In 2020, the “college” experienced looked very different than what most students expected. There were no large lecture halls filled with learners or late-night study groups in the library. Instead, the COVID-19 pandemic forced almost all colleges and university to adopt remote or hybrid learning models – with students taking classes from laptops in their dorm rooms, or their family’s home.
We spoke with a group of students – all with vastly different college experiences now dominated by almost a year of distance learning. The one thing that everyone could agree on? That technology and broadband have played a key role in keeping their education going.
“Having a capable laptop and a reliable internet connection is vital to continuing my education remotely,” says Samuel Johnson, a sophomore at the University of North Carolina, Chapel Hill.
Video Turns Classrooms Virtual
Video-conferencing technology has been at the core of making distance learning work. This technology allowed classrooms to become virtual, bringing together large groups for online lectures, and enabling screenshares to help students master content from afar. Every student we spoke to had incorporated video sessions into their education – some in surprising ways!
For Hallie Stravitz, a junior at the University of Maryland, video-conferencing technology has helped her stay in touch with both mentors and peers outside of class. “My professors all hold [extra] Zoom meetings so that we can have contact with them and other students,” she says. This has been particularly helpful to Stravitz and her classmates because, in the school’s distance learning model, a majority of her professors do not introduce new topics online. Instead, students are expected to watch recordings and then come to synchronous sessions prepared with questions.

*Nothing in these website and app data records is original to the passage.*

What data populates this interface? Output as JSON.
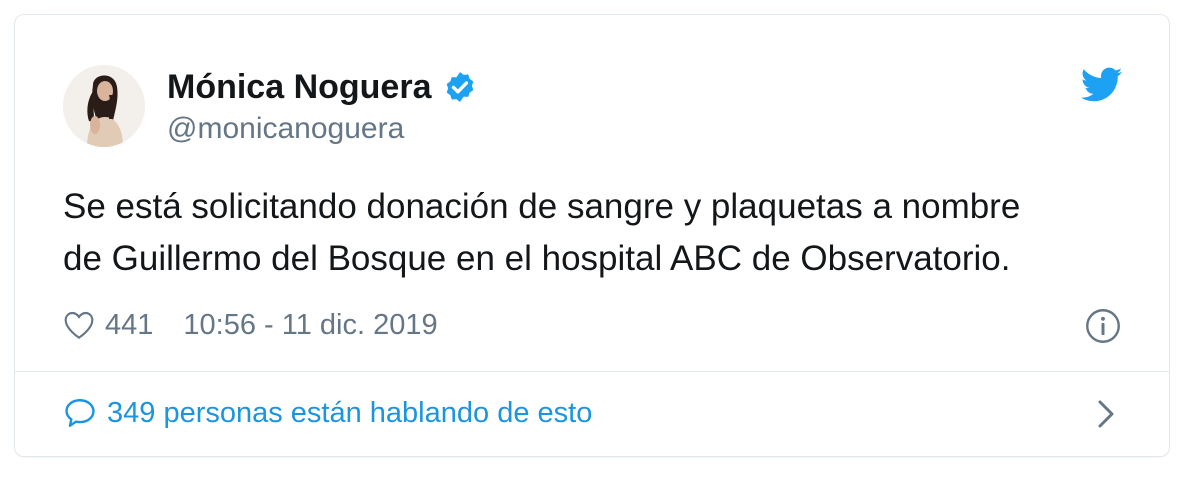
{
  "author": {
    "name": "Mónica Noguera",
    "handle": "@monicanoguera",
    "verified": true
  },
  "tweet": {
    "text_line1": "Se está solicitando donación de sangre y plaquetas a nombre",
    "text_line2": "de Guillermo del Bosque en el hospital ABC de Observatorio.",
    "likes": "441",
    "timestamp": "10:56 - 11 dic. 2019"
  },
  "conversation": {
    "label": "349 personas están hablando de esto"
  },
  "icons": {
    "brand": "twitter-bird-icon",
    "verified": "verified-badge-icon",
    "like": "heart-icon",
    "info": "info-icon",
    "reply": "speech-bubble-icon",
    "more": "chevron-right-icon"
  },
  "colors": {
    "accent": "#1da1f2",
    "link": "#1b95e0",
    "text": "#14171a",
    "secondary": "#657786",
    "border": "#e1e8ed"
  }
}
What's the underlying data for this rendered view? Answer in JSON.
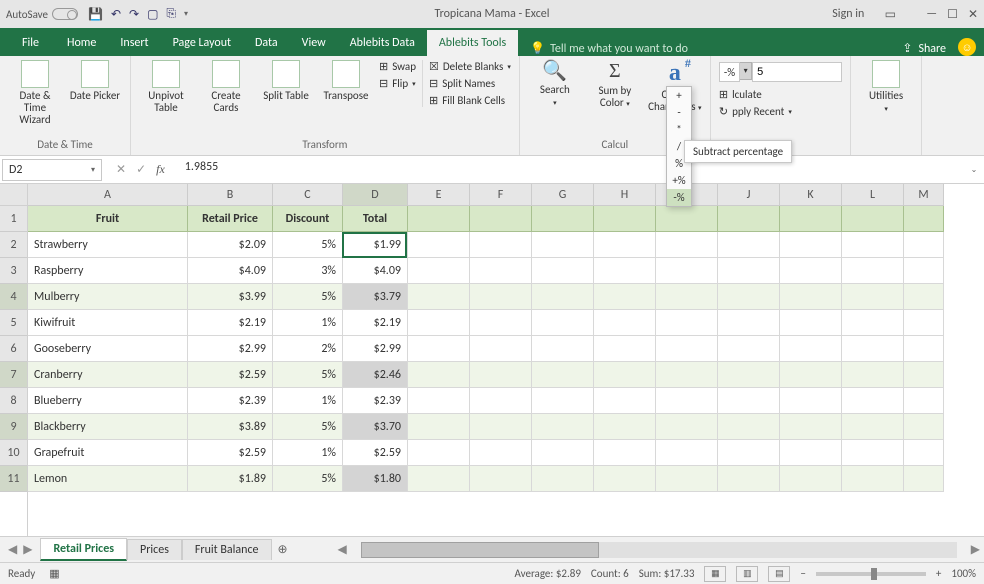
{
  "titlebar": {
    "autosave": "AutoSave",
    "doc_title": "Tropicana Mama  -  Excel",
    "signin": "Sign in"
  },
  "tabs": {
    "file": "File",
    "home": "Home",
    "insert": "Insert",
    "pagelayout": "Page Layout",
    "data": "Data",
    "view": "View",
    "abledata": "Ablebits Data",
    "abletools": "Ablebits Tools",
    "tellme": "Tell me what you want to do",
    "share": "Share"
  },
  "ribbon": {
    "datetimewiz": "Date & Time Wizard",
    "datepicker": "Date Picker",
    "g_datetime": "Date & Time",
    "unpivot": "Unpivot Table",
    "createcards": "Create Cards",
    "splittable": "Split Table",
    "transpose": "Transpose",
    "swap": "Swap",
    "flip": "Flip",
    "g_transform": "Transform",
    "delblanks": "Delete Blanks",
    "splitnames": "Split Names",
    "fillblanks": "Fill Blank Cells",
    "search": "Search",
    "sumbycolor": "Sum by Color",
    "countchars": "Count Characters",
    "lculate": "lculate",
    "applyrecent": "pply Recent",
    "g_calc": "Calcul",
    "utilities": "Utilities",
    "op_label": "-%",
    "op_value": "5",
    "op_menu": [
      "+",
      "-",
      "*",
      "/",
      "%",
      "+%",
      "-%"
    ],
    "tooltip": "Subtract percentage"
  },
  "formulabar": {
    "namebox": "D2",
    "formula": "1.9855"
  },
  "columns": [
    "A",
    "B",
    "C",
    "D",
    "E",
    "F",
    "G",
    "H",
    "I",
    "J",
    "K",
    "L",
    "M"
  ],
  "header_row": {
    "A": "Fruit",
    "B": "Retail Price",
    "C": "Discount",
    "D": "Total"
  },
  "rows": [
    {
      "n": 2,
      "f": "Strawberry",
      "p": "$2.09",
      "d": "5%",
      "t": "$1.99",
      "band": false,
      "sel": false
    },
    {
      "n": 3,
      "f": "Raspberry",
      "p": "$4.09",
      "d": "3%",
      "t": "$4.09",
      "band": false,
      "sel": false
    },
    {
      "n": 4,
      "f": "Mulberry",
      "p": "$3.99",
      "d": "5%",
      "t": "$3.79",
      "band": true,
      "sel": true
    },
    {
      "n": 5,
      "f": "Kiwifruit",
      "p": "$2.19",
      "d": "1%",
      "t": "$2.19",
      "band": false,
      "sel": false
    },
    {
      "n": 6,
      "f": "Gooseberry",
      "p": "$2.99",
      "d": "2%",
      "t": "$2.99",
      "band": false,
      "sel": false
    },
    {
      "n": 7,
      "f": "Cranberry",
      "p": "$2.59",
      "d": "5%",
      "t": "$2.46",
      "band": true,
      "sel": true
    },
    {
      "n": 8,
      "f": "Blueberry",
      "p": "$2.39",
      "d": "1%",
      "t": "$2.39",
      "band": false,
      "sel": false
    },
    {
      "n": 9,
      "f": "Blackberry",
      "p": "$3.89",
      "d": "5%",
      "t": "$3.70",
      "band": true,
      "sel": true
    },
    {
      "n": 10,
      "f": "Grapefruit",
      "p": "$2.59",
      "d": "1%",
      "t": "$2.59",
      "band": false,
      "sel": false
    },
    {
      "n": 11,
      "f": "Lemon",
      "p": "$1.89",
      "d": "5%",
      "t": "$1.80",
      "band": true,
      "sel": true
    }
  ],
  "sheets": {
    "s1": "Retail Prices",
    "s2": "Prices",
    "s3": "Fruit Balance"
  },
  "status": {
    "ready": "Ready",
    "avg": "Average: $2.89",
    "count": "Count: 6",
    "sum": "Sum: $17.33",
    "zoom": "100%"
  }
}
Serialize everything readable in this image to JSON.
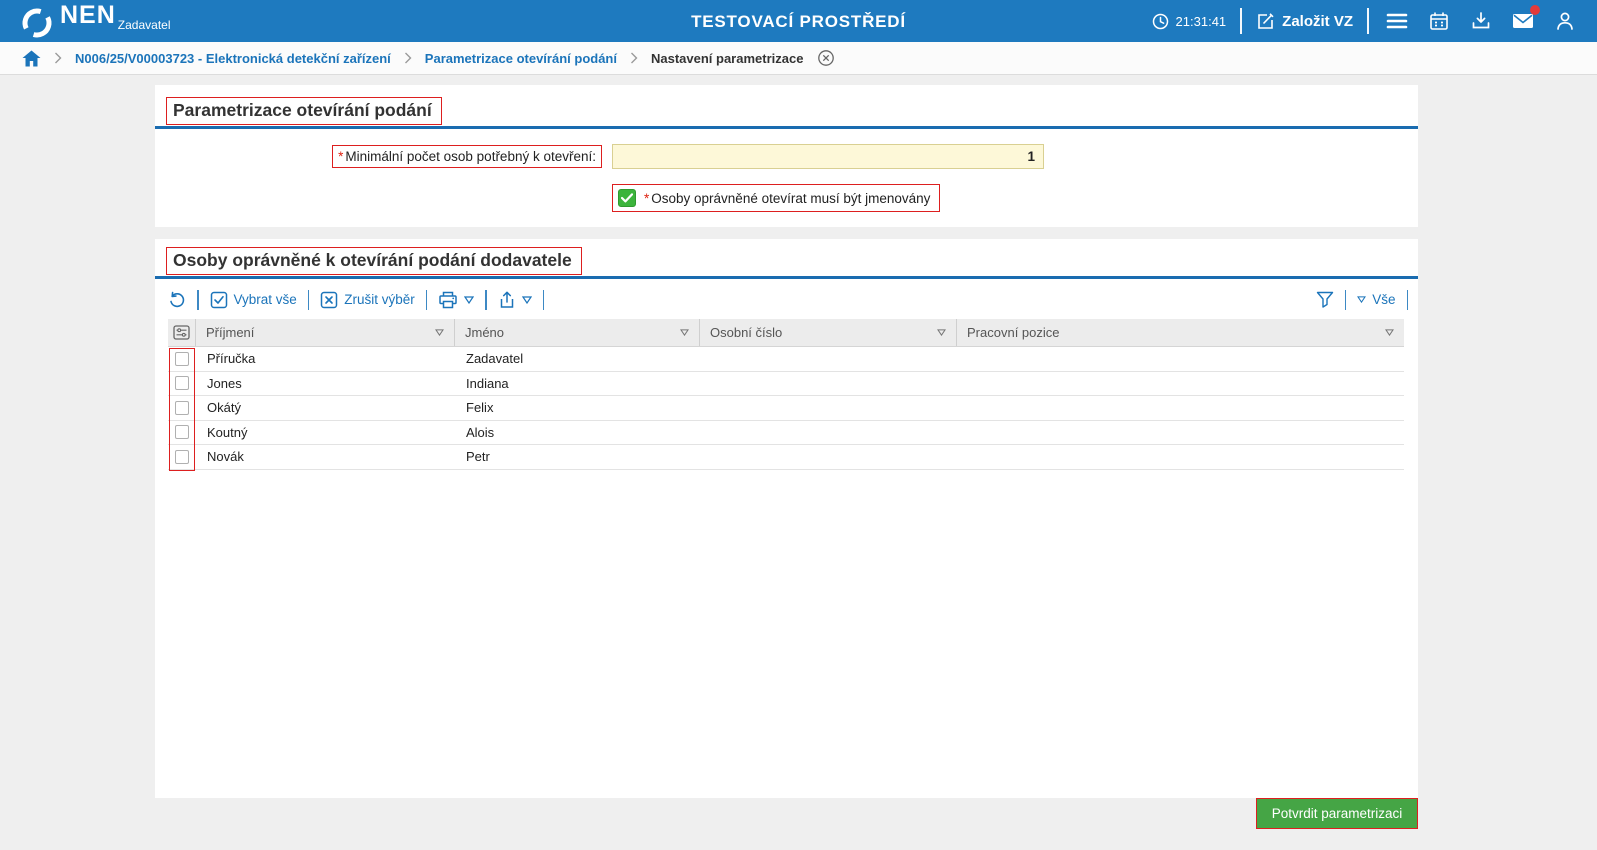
{
  "header": {
    "logo": "NEN",
    "logo_role": "Zadavatel",
    "environment": "TESTOVACÍ PROSTŘEDÍ",
    "time": "21:31:41",
    "create_vz_label": "Založit VZ"
  },
  "breadcrumb": {
    "items": [
      "N006/25/V00003723 - Elektronická detekční zařízení",
      "Parametrizace otevírání podání",
      "Nastavení parametrizace"
    ]
  },
  "parametrization": {
    "title": "Parametrizace otevírání podání",
    "required_mark": "*",
    "min_persons_label": "Minimální počet osob potřebný k otevření:",
    "min_persons_value": "1",
    "named_label": "Osoby oprávněné otevírat musí být jmenovány",
    "named_checked": true
  },
  "persons": {
    "title": "Osoby oprávněné k otevírání podání dodavatele",
    "toolbar": {
      "select_all": "Vybrat vše",
      "clear_selection": "Zrušit výběr",
      "filter_all": "Vše"
    },
    "table": {
      "columns": [
        "Příjmení",
        "Jméno",
        "Osobní číslo",
        "Pracovní pozice"
      ],
      "rows": [
        [
          "Příručka",
          "Zadavatel",
          "",
          ""
        ],
        [
          "Jones",
          "Indiana",
          "",
          ""
        ],
        [
          "Okátý",
          "Felix",
          "",
          ""
        ],
        [
          "Koutný",
          "Alois",
          "",
          ""
        ],
        [
          "Novák",
          "Petr",
          "",
          ""
        ]
      ]
    }
  },
  "footer": {
    "confirm_label": "Potvrdit parametrizaci"
  },
  "colors": {
    "header_blue": "#1e7abf",
    "link_blue": "#1b74ba",
    "section_line_blue": "#1a6cb0",
    "annotation_red": "#dd1f1f",
    "input_yellow": "#fdf8d8",
    "checkbox_green": "#3cb43c",
    "button_green": "#45a545",
    "badge_red": "#e23a3a"
  }
}
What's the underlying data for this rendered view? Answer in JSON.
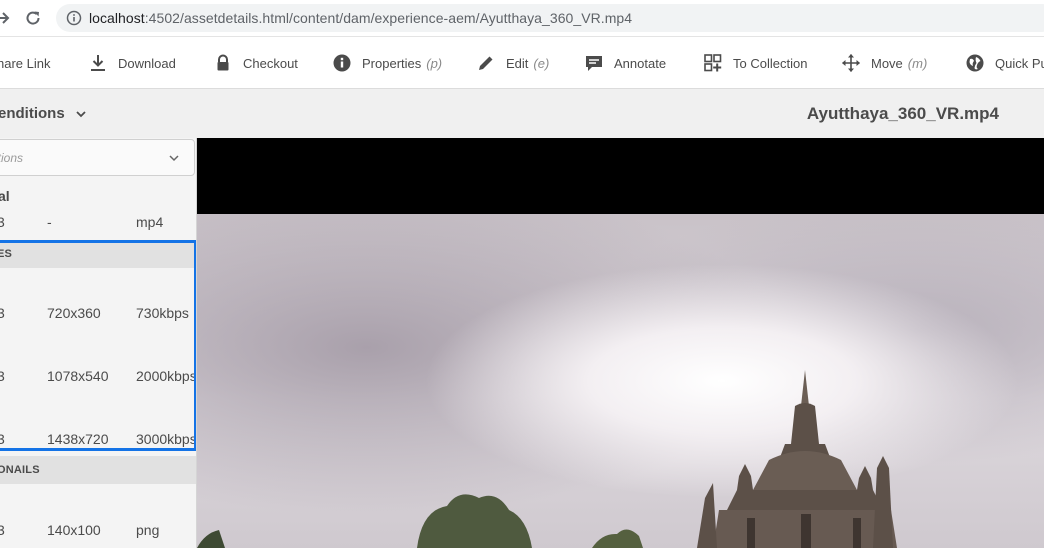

Flexibility to Fit Learning into Life
Remote- and- hybrid education models have come with unexpected rewards, particular for students who have had to take on additional responsibilities or jobs to help their family financially. “Professors and administrators understand that this is a difficult time and have offered more flexibility in programs and classes.” says Zachary Holmes, a sophomore at the University of Oregon. For Holmes, a number of his core courses were changed to a pass/fail grading system. “This has allowed me to put more effort into my major classes without jeopardizing my GPA,” he says.
In other parts of the country, distance learning partnerships have allowed students who left school for family or financial reasons to re-start their education. In Houston, Texas, a student in his early 50’s had just enrolled in a program at Lone Star College to finish his degree. The college’s quick pivot to online classes and additional support from Comcast to finance students’ home connections meant that he would not need to interrupt his education a second time. In Tulsa, Oklahoma, a single mother who had withdrawn from her nursing program to care for her two boys was able to re-enroll online and finish her degree. Her education took-off again when local internet service provider, Cox Communications, partnered with a group of City and community partners to connect low-income students.
A Focus on Physical Fitness
In addition, the flexibility of remote and hybrid schedules has allowed college students to achieve a balance they may have not enjoyed before the pandemic. Many are focusing more on their health and fitness, or spending time outdoors. “Because I don’t spend any time going to and from campus or eating in the dining halls, I have a greater amount of time to go for walks, ride my bike, or go for a run,” Johnson explains.
Stravitz, who stayed home for the semester, agrees. “Being at home afforded me greater flexibility in terms of healthy eating and exercising,” she points out. “It has allowed me greater control over how I spend my time, which has led to a more balanced lifestyle overall.”
The Investments That Made “Virtual” College Possible
A number of investments in broadband networks and program have empowered millions of students to continue their education remotely. “We wouldn’t have been able to do any of this just 10 or 20 years ago because we wouldn’t have had the technology to make it possible,” notes Sydney Yakowenko, a senior at Penn State University who took the quarantine and stay-home orders very seriously. “This is encouraging because we are able to be safe while learning and not halt our timeline of school or careers.”
Notably, the significant investments that internet providers have made in the network infrastructure resulted in widespread access to the speeds and reliability needed for video-conferencing and other types of online work. Thanks to these investments, the networks have also handled drastic increases in internet usage throughout the pandemic.
In addition, distance learning partnerships like those in Houston, Texas and Tulsa, Oklahoma have connected millions of low-income students across the country who did not have a broadband connection at home prior to the pandemic. These partnerships enabled internet providers to expand programs that had been in place for over a decade and, in many instances, CARES Act funding allowed school districts cover the costs of service.
What Comes Next for Students?
From moving back home with parents to coping with hours in front of a screen, virtual learning has still been a challenge for many of the students we spoke to. While they are leveraging technology to continue learning, they recognize that there are many other factors at play that will need to be addressed as the pandemic continues.
The Beyond community is actively working to advocate for these students, encouraging more widespread adoption of successful distance learning partnerships and calling for solutions that expand broadband access to every rural community in America.